EXERCISE GOAL:
Pull every line that holds the word "questions" from the entries.

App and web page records
* * * * * * * * *

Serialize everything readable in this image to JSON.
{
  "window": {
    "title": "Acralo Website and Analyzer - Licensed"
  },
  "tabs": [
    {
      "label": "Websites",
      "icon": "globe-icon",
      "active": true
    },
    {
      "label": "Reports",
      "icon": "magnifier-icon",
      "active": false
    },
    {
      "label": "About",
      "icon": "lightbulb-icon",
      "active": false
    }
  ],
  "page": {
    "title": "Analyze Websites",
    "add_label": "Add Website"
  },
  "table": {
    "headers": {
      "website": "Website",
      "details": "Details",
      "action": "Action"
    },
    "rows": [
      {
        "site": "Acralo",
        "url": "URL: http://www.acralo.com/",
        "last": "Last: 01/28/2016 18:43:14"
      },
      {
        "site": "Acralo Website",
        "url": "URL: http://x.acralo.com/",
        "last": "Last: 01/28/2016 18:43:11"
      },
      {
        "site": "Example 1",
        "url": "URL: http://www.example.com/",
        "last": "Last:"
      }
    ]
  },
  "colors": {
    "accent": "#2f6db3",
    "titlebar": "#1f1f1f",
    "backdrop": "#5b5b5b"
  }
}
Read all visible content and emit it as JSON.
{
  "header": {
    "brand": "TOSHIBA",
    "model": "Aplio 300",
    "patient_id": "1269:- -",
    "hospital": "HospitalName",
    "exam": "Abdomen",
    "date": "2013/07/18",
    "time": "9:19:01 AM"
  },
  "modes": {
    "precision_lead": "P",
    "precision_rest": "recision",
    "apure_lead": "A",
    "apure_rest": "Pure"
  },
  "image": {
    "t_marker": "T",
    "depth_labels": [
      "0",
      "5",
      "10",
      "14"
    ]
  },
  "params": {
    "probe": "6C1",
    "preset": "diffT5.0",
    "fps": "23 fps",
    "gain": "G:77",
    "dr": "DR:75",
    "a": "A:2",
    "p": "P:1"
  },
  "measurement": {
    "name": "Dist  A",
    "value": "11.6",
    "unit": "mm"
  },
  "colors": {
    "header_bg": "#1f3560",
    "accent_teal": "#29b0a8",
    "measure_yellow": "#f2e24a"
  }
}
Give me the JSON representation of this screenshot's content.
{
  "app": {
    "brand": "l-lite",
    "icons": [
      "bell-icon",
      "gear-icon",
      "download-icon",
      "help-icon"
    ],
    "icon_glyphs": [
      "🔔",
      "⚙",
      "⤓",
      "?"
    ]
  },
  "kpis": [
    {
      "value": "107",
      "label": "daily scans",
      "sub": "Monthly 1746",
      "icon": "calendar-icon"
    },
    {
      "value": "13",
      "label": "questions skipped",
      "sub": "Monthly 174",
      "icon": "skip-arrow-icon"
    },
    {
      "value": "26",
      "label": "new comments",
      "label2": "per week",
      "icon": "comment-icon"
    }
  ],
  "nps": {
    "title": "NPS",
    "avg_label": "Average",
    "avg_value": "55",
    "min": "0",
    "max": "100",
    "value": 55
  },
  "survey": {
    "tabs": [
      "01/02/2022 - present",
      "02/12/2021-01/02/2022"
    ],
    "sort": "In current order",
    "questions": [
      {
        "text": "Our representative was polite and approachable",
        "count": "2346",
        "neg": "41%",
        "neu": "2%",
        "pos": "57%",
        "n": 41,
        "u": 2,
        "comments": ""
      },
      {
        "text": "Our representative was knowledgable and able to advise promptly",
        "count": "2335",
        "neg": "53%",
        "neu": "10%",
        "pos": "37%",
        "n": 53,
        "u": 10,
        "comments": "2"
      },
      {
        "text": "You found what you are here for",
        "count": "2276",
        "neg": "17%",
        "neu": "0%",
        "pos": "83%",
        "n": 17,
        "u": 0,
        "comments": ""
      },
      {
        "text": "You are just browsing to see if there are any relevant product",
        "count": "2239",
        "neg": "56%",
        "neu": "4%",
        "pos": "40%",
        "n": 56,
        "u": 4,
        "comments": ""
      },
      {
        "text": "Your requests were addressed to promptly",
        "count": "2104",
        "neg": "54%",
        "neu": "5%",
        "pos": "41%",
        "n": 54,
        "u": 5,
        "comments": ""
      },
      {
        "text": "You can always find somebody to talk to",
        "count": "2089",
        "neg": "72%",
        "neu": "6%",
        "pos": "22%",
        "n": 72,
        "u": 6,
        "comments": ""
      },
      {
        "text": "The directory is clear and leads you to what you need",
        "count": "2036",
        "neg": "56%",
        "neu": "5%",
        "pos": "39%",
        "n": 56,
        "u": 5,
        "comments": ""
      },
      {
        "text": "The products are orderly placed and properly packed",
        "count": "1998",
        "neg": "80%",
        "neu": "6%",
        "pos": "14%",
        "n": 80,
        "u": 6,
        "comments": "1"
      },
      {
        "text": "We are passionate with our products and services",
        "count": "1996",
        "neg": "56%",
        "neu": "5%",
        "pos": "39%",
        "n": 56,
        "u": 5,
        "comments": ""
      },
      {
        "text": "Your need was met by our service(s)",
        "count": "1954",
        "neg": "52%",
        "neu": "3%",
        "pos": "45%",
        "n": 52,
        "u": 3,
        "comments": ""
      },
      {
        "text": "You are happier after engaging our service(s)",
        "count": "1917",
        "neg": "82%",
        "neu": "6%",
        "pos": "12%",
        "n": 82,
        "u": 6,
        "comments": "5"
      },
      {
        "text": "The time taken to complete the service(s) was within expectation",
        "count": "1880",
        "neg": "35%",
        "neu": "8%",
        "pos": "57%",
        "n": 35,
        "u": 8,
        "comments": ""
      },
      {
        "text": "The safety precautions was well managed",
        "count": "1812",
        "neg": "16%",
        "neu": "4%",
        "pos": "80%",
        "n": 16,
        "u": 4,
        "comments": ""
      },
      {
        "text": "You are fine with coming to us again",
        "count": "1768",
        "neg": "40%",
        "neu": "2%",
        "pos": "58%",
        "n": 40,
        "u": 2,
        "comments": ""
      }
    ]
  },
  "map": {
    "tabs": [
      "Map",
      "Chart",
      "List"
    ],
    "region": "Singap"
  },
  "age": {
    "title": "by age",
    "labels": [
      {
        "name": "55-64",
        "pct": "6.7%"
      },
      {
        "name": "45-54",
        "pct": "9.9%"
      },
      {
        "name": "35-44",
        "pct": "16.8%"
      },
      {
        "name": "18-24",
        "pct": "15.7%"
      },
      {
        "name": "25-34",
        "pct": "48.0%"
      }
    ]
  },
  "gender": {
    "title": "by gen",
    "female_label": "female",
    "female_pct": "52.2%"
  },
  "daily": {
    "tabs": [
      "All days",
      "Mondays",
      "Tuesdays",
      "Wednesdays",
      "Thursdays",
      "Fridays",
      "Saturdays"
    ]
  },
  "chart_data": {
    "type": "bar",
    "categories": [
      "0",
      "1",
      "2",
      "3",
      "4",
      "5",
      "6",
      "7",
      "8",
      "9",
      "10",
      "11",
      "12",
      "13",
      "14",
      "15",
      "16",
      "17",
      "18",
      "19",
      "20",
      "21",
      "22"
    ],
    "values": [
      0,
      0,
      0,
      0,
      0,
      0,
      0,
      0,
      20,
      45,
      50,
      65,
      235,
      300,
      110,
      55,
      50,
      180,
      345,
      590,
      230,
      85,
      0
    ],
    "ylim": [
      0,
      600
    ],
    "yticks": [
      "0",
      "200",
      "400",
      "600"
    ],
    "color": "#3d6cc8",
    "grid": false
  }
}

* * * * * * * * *

EXERCISE OUTPUT:
      "label": "questions skipped",
    "questions": [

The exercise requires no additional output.